▸ **Aim of the exercise**
Each entry below is to be copied verbatim.

───── Source data

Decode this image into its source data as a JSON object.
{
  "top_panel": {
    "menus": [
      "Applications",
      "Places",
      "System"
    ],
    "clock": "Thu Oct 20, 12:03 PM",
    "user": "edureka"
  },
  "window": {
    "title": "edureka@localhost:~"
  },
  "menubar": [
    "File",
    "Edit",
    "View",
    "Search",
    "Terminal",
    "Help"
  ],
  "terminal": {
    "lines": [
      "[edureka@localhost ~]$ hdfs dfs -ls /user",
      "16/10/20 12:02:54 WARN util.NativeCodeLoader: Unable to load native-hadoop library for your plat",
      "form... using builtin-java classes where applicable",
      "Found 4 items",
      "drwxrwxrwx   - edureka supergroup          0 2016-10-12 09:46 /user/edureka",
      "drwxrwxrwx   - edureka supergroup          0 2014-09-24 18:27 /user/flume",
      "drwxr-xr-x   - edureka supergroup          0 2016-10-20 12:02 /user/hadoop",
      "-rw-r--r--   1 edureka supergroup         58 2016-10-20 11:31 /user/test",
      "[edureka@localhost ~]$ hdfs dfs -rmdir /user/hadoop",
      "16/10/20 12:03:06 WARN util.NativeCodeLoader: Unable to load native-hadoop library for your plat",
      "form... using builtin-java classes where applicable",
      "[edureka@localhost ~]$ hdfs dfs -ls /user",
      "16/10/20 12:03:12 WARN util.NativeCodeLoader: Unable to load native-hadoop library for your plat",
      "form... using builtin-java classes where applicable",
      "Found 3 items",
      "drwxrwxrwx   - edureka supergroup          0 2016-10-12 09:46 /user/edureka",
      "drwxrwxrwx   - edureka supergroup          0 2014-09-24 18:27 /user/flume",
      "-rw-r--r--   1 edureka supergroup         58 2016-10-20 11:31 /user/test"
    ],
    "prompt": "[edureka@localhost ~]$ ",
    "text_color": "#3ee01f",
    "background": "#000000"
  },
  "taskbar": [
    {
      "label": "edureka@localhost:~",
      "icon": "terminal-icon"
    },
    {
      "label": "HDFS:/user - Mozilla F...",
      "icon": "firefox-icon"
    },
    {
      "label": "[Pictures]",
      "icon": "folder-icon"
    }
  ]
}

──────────

▸ **Output of the task**
Decode this image into its source data as a JSON object.
{
  "top_panel": {
    "menus": [
      "Applications",
      "Places",
      "System"
    ],
    "clock": "Thu Oct 20, 12:03 PM",
    "user": "edureka"
  },
  "window": {
    "title": "edureka@localhost:~"
  },
  "menubar": [
    "File",
    "Edit",
    "View",
    "Search",
    "Terminal",
    "Help"
  ],
  "terminal": {
    "lines": [
      "[edureka@localhost ~]$ hdfs dfs -ls /user",
      "16/10/20 12:02:54 WARN util.NativeCodeLoader: Unable to load native-hadoop library for your plat",
      "form... using builtin-java classes where applicable",
      "Found 4 items",
      "drwxrwxrwx   - edureka supergroup          0 2016-10-12 09:46 /user/edureka",
      "drwxrwxrwx   - edureka supergroup          0 2014-09-24 18:27 /user/flume",
      "drwxr-xr-x   - edureka supergroup          0 2016-10-20 12:02 /user/hadoop",
      "-rw-r--r--   1 edureka supergroup         58 2016-10-20 11:31 /user/test",
      "[edureka@localhost ~]$ hdfs dfs -rmdir /user/hadoop",
      "16/10/20 12:03:06 WARN util.NativeCodeLoader: Unable to load native-hadoop library for your plat",
      "form... using builtin-java classes where applicable",
      "[edureka@localhost ~]$ hdfs dfs -ls /user",
      "16/10/20 12:03:12 WARN util.NativeCodeLoader: Unable to load native-hadoop library for your plat",
      "form... using builtin-java classes where applicable",
      "Found 3 items",
      "drwxrwxrwx   - edureka supergroup          0 2016-10-12 09:46 /user/edureka",
      "drwxrwxrwx   - edureka supergroup          0 2014-09-24 18:27 /user/flume",
      "-rw-r--r--   1 edureka supergroup         58 2016-10-20 11:31 /user/test"
    ],
    "prompt": "[edureka@localhost ~]$ ",
    "text_color": "#3ee01f",
    "background": "#000000"
  },
  "taskbar": [
    {
      "label": "edureka@localhost:~",
      "icon": "terminal-icon"
    },
    {
      "label": "HDFS:/user - Mozilla F...",
      "icon": "firefox-icon"
    },
    {
      "label": "[Pictures]",
      "icon": "folder-icon"
    }
  ]
}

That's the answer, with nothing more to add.